▸ INPUT DATA
---*---

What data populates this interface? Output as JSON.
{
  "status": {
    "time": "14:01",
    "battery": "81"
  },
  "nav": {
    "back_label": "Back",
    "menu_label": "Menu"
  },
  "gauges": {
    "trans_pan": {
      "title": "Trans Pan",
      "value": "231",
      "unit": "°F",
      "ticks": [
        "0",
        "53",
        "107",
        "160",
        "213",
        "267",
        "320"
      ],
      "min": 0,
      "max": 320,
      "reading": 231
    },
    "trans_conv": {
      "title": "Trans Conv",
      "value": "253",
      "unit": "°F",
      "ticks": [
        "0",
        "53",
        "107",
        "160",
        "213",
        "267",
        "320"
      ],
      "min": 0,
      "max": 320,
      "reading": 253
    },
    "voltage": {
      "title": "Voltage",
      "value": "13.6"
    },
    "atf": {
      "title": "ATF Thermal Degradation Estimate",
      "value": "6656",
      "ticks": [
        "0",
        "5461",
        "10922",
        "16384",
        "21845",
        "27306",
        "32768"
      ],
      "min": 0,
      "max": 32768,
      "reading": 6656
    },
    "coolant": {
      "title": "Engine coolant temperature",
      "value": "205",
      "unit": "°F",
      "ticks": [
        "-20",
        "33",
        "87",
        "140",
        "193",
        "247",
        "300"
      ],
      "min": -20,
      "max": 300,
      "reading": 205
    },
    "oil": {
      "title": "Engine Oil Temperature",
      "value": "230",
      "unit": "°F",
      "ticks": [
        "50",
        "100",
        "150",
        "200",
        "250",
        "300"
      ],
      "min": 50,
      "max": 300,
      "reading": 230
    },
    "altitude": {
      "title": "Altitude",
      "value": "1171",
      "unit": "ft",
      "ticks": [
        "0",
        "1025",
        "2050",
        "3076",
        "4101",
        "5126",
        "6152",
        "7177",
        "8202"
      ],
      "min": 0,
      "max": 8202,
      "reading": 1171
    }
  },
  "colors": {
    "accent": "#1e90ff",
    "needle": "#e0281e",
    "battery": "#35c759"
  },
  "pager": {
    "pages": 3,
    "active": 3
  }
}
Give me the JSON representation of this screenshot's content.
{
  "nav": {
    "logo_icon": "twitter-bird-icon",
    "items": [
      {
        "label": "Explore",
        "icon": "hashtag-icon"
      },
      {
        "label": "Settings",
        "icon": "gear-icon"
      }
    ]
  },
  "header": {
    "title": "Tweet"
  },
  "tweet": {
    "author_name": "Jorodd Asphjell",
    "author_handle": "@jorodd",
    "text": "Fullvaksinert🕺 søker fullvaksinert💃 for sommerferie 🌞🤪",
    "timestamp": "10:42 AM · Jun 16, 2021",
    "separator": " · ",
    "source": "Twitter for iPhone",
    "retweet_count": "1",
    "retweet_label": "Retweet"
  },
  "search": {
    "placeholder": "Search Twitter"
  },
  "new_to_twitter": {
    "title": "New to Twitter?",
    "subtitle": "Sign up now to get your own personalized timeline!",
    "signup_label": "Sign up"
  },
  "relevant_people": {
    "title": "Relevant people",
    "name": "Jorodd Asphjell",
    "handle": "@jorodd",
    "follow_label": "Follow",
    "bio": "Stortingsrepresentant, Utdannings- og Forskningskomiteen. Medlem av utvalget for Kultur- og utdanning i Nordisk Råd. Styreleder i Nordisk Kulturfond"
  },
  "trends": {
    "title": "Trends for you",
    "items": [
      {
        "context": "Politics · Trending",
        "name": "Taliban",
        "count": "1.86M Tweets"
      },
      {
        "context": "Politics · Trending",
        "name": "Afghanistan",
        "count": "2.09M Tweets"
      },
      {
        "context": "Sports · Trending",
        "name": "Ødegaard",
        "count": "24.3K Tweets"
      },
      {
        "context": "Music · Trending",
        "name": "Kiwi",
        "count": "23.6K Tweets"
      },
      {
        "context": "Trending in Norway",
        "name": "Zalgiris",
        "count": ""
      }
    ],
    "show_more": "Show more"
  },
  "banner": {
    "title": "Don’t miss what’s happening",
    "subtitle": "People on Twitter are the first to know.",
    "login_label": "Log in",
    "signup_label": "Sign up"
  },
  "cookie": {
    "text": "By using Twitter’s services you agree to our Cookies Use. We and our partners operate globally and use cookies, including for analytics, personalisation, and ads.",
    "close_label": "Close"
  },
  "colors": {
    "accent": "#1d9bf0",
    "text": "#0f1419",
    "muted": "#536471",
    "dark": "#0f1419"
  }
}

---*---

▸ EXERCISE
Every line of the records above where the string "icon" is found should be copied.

▸ RESPONSE
    "logo_icon": "twitter-bird-icon",
        "icon": "hashtag-icon"
        "icon": "gear-icon"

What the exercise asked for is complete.